Instructions for the task - Every line below that has the string "Jewelry" needs to be copied.

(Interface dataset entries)
++++++

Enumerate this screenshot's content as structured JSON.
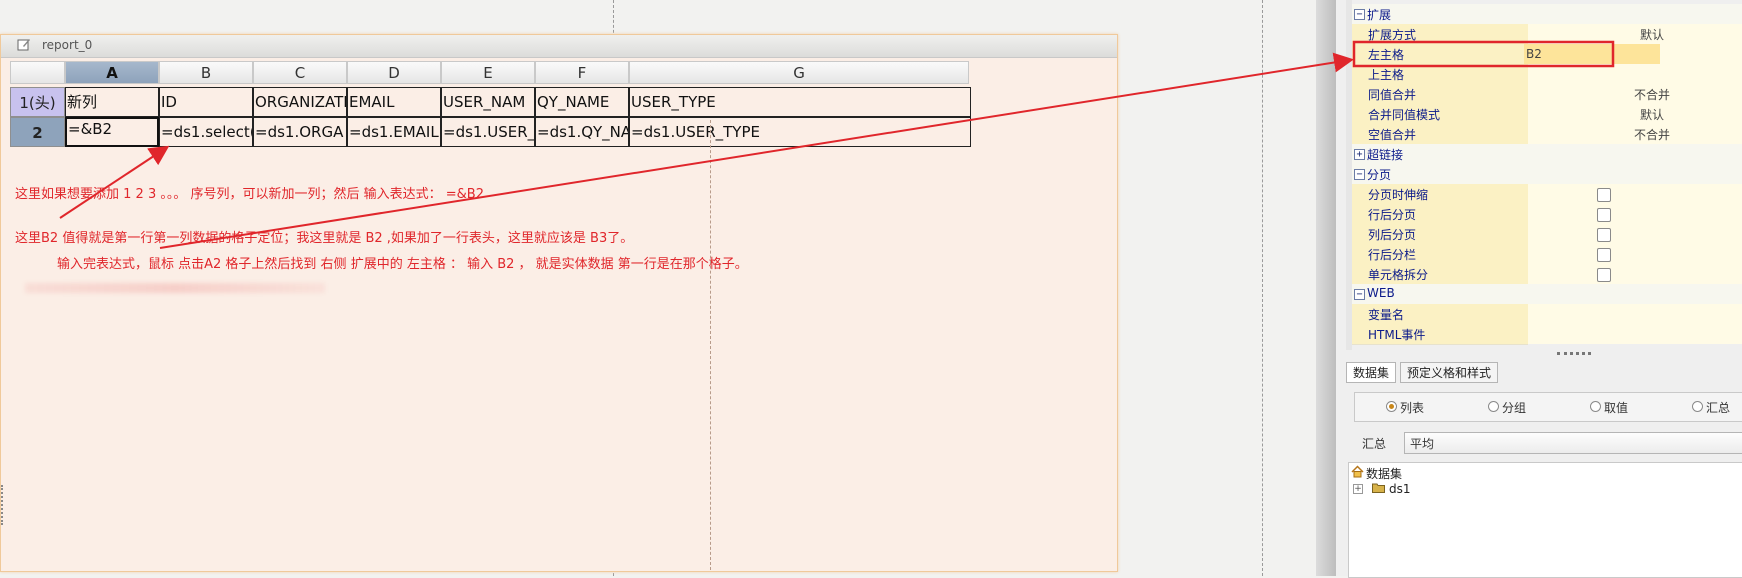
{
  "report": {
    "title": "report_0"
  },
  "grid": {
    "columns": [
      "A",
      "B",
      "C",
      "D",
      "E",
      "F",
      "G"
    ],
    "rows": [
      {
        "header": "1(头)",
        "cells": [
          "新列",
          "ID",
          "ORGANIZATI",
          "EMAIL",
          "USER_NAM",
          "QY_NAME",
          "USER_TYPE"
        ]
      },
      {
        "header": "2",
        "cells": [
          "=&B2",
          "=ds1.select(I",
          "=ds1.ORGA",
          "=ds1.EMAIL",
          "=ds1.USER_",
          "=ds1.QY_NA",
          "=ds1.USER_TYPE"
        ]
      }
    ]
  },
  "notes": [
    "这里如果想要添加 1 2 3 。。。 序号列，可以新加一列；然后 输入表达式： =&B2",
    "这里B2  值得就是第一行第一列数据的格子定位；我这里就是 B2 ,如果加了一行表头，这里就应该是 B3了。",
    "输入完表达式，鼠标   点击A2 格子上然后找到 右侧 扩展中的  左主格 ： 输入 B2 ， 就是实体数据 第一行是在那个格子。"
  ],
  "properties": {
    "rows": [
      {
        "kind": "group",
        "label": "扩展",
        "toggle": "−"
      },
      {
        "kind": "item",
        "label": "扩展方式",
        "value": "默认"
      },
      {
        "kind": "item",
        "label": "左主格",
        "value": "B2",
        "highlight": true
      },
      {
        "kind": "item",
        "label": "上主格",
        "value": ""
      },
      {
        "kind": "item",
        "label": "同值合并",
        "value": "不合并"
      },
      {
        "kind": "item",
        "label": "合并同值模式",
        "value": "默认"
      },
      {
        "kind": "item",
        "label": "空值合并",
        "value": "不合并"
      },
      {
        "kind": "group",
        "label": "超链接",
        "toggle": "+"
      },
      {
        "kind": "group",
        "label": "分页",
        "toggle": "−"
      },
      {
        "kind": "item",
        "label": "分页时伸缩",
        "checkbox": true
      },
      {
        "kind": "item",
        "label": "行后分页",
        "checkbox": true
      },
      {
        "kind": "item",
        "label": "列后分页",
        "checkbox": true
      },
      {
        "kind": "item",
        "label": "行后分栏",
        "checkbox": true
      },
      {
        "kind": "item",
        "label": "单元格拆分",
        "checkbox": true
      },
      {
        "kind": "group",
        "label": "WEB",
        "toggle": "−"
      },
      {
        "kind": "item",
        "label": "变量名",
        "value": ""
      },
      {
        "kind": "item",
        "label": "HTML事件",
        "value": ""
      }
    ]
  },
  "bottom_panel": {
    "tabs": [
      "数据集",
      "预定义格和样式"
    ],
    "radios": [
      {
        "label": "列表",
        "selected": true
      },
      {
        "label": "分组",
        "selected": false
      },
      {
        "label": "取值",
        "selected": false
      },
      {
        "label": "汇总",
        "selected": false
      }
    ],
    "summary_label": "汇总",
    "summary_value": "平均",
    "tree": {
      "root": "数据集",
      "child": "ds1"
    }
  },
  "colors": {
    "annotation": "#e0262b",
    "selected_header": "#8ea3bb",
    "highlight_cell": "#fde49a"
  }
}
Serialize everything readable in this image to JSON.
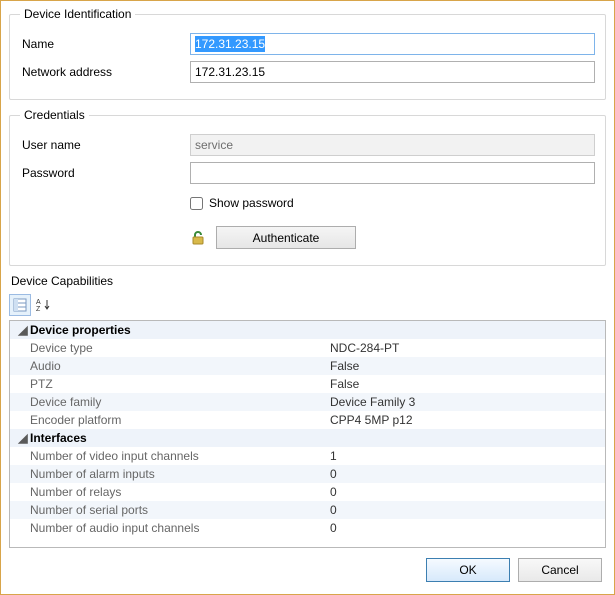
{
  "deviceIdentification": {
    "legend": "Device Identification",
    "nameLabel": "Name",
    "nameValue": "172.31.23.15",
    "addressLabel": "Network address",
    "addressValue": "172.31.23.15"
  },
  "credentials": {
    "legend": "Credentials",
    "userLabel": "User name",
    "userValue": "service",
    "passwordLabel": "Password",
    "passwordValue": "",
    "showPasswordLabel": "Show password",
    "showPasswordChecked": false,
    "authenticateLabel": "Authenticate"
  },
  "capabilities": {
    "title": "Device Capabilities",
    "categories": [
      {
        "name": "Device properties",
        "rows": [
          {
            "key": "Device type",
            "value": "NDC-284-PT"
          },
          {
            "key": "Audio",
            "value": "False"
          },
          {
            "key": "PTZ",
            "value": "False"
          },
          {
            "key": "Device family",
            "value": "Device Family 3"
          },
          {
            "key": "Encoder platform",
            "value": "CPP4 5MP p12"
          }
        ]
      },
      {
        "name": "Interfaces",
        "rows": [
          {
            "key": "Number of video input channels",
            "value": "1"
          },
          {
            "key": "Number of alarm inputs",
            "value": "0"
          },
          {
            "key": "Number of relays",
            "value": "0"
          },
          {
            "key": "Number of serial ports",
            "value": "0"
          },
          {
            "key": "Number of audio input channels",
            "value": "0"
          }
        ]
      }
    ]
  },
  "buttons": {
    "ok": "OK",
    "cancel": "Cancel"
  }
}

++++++

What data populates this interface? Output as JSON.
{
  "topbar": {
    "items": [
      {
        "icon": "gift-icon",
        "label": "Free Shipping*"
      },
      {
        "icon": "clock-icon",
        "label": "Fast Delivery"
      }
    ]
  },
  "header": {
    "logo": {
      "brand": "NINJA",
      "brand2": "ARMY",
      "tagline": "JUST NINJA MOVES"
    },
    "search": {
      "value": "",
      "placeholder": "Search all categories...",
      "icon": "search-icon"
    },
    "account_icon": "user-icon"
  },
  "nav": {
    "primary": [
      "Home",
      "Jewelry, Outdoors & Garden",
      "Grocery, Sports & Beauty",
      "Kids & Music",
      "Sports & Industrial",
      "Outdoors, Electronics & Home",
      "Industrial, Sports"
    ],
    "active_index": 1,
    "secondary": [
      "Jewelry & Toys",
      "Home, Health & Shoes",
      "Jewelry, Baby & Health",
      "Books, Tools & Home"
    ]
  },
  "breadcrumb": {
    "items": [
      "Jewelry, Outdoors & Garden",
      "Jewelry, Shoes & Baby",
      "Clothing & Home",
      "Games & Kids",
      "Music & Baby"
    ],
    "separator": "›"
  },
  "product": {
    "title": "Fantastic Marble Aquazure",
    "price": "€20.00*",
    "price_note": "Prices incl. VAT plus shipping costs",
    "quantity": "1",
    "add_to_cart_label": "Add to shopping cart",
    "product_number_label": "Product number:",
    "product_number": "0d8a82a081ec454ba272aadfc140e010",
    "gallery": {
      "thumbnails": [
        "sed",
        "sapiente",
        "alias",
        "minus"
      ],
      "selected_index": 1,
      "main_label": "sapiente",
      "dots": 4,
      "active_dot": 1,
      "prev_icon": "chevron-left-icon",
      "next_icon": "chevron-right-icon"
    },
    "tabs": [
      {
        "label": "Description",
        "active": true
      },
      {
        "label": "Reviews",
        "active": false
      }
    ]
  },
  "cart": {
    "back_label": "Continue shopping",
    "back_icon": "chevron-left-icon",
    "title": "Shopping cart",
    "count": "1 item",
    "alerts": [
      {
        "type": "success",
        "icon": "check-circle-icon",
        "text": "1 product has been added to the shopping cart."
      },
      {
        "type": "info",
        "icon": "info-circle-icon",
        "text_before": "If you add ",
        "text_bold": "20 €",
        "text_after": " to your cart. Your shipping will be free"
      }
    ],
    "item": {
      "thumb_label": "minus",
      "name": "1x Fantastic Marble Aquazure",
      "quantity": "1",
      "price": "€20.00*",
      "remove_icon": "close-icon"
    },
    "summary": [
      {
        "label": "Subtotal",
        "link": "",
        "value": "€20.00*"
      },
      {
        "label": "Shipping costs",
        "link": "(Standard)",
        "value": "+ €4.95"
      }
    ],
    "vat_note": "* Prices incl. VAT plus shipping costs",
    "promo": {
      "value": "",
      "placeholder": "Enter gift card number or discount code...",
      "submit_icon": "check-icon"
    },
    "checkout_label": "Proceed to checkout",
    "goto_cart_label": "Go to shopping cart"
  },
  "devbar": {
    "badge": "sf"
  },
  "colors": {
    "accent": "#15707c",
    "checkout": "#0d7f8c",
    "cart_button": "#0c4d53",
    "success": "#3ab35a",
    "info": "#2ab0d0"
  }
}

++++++

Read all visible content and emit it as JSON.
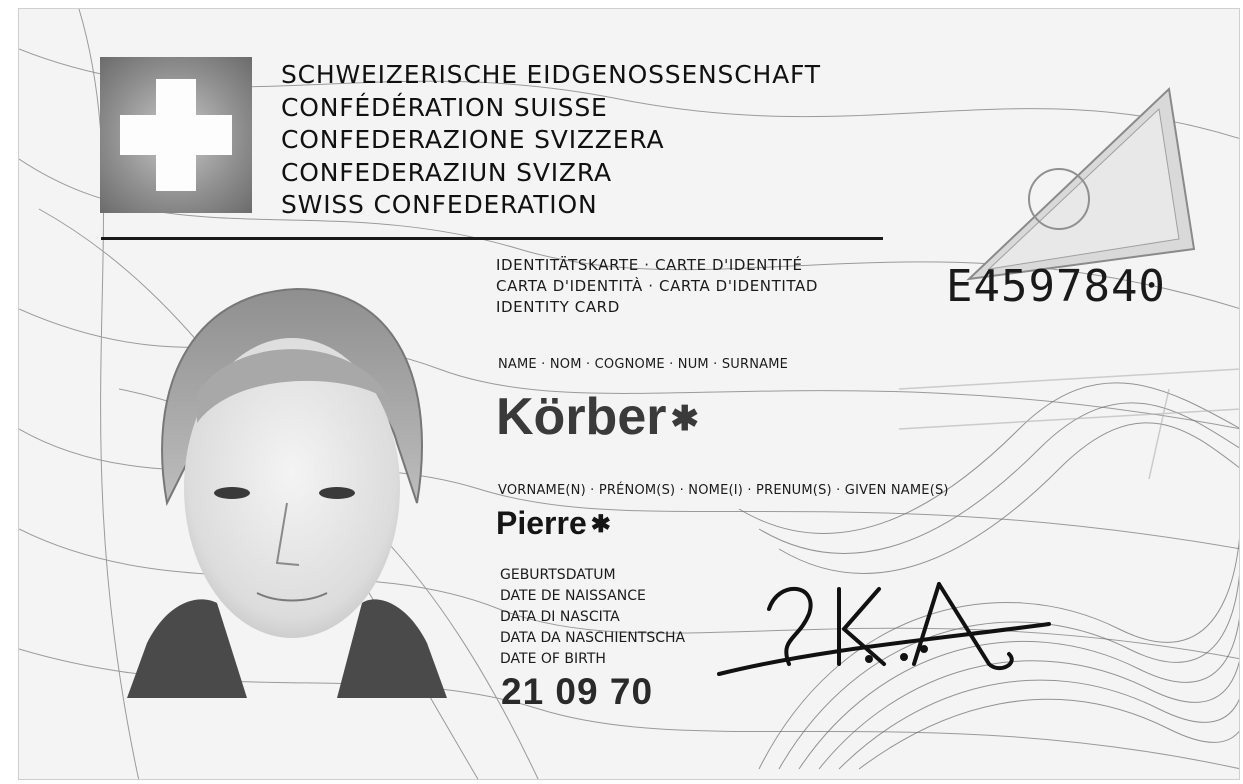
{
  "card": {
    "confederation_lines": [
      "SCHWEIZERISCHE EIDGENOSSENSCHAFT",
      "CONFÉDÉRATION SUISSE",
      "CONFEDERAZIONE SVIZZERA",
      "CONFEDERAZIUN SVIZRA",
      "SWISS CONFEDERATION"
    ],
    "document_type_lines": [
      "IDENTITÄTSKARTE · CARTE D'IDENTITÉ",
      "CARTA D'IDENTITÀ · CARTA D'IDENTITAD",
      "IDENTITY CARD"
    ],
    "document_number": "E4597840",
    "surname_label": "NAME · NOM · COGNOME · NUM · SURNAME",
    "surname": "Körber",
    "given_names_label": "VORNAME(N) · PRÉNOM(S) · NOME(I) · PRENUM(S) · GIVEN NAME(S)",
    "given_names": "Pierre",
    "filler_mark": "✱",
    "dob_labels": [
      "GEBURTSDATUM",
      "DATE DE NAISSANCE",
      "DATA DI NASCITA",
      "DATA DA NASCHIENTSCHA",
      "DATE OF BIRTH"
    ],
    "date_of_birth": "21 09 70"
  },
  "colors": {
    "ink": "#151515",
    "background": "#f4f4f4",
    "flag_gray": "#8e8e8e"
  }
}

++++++

Solution -
      "Jewelry, Outdoors & Garden",
      "Jewelry & Toys",
      "Jewelry, Baby & Health",
      "Jewelry, Outdoors & Garden",
      "Jewelry, Shoes & Baby",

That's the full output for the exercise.